[Work instruction]
Go through the records below and restate each one word for word.

Records contained in a dataset

▬▬▬

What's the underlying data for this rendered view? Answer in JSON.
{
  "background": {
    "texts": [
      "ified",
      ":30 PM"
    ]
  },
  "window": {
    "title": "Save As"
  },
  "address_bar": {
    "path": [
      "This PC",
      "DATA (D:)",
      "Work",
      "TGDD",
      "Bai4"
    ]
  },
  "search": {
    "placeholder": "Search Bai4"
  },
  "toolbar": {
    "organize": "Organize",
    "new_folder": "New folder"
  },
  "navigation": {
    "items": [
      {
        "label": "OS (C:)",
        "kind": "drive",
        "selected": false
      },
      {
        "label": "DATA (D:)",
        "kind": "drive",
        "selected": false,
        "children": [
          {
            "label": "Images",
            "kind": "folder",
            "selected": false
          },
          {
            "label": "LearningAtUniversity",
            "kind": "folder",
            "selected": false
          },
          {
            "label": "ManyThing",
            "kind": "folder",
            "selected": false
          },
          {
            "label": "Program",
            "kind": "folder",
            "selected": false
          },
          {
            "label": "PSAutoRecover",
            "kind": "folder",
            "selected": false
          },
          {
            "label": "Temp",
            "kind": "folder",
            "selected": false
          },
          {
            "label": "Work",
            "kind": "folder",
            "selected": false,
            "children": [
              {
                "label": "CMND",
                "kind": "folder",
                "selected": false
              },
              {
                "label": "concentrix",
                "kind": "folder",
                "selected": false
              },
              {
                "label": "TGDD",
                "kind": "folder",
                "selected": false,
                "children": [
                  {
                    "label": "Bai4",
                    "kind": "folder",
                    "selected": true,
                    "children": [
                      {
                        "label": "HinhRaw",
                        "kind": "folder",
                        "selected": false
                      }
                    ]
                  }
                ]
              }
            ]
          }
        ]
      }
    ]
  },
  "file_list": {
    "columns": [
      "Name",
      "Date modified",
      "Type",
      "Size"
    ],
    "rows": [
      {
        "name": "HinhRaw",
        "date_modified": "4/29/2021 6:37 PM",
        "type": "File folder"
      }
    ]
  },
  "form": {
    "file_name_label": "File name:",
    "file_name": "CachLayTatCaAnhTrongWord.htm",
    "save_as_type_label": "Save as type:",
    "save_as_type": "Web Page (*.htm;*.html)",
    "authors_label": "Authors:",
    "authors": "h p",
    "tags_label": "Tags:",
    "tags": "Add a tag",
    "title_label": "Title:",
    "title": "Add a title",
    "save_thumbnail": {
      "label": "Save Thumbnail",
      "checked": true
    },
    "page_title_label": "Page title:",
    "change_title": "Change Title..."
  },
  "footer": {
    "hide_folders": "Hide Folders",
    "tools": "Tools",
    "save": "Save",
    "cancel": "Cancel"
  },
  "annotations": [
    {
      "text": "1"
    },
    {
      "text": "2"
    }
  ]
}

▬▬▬

[Task solution]
What's the underlying data for this rendered view? Answer in JSON.
{
  "background": {
    "texts": [
      "ified",
      ":30 PM"
    ]
  },
  "window": {
    "title": "Save As"
  },
  "address_bar": {
    "path": [
      "This PC",
      "DATA (D:)",
      "Work",
      "TGDD",
      "Bai4"
    ]
  },
  "search": {
    "placeholder": "Search Bai4"
  },
  "toolbar": {
    "organize": "Organize",
    "new_folder": "New folder"
  },
  "navigation": {
    "items": [
      {
        "label": "OS (C:)",
        "kind": "drive",
        "selected": false
      },
      {
        "label": "DATA (D:)",
        "kind": "drive",
        "selected": false,
        "children": [
          {
            "label": "Images",
            "kind": "folder",
            "selected": false
          },
          {
            "label": "LearningAtUniversity",
            "kind": "folder",
            "selected": false
          },
          {
            "label": "ManyThing",
            "kind": "folder",
            "selected": false
          },
          {
            "label": "Program",
            "kind": "folder",
            "selected": false
          },
          {
            "label": "PSAutoRecover",
            "kind": "folder",
            "selected": false
          },
          {
            "label": "Temp",
            "kind": "folder",
            "selected": false
          },
          {
            "label": "Work",
            "kind": "folder",
            "selected": false,
            "children": [
              {
                "label": "CMND",
                "kind": "folder",
                "selected": false
              },
              {
                "label": "concentrix",
                "kind": "folder",
                "selected": false
              },
              {
                "label": "TGDD",
                "kind": "folder",
                "selected": false,
                "children": [
                  {
                    "label": "Bai4",
                    "kind": "folder",
                    "selected": true,
                    "children": [
                      {
                        "label": "HinhRaw",
                        "kind": "folder",
                        "selected": false
                      }
                    ]
                  }
                ]
              }
            ]
          }
        ]
      }
    ]
  },
  "file_list": {
    "columns": [
      "Name",
      "Date modified",
      "Type",
      "Size"
    ],
    "rows": [
      {
        "name": "HinhRaw",
        "date_modified": "4/29/2021 6:37 PM",
        "type": "File folder"
      }
    ]
  },
  "form": {
    "file_name_label": "File name:",
    "file_name": "CachLayTatCaAnhTrongWord.htm",
    "save_as_type_label": "Save as type:",
    "save_as_type": "Web Page (*.htm;*.html)",
    "authors_label": "Authors:",
    "authors": "h p",
    "tags_label": "Tags:",
    "tags": "Add a tag",
    "title_label": "Title:",
    "title": "Add a title",
    "save_thumbnail": {
      "label": "Save Thumbnail",
      "checked": true
    },
    "page_title_label": "Page title:",
    "change_title": "Change Title..."
  },
  "footer": {
    "hide_folders": "Hide Folders",
    "tools": "Tools",
    "save": "Save",
    "cancel": "Cancel"
  },
  "annotations": [
    {
      "text": "1"
    },
    {
      "text": "2"
    }
  ]
}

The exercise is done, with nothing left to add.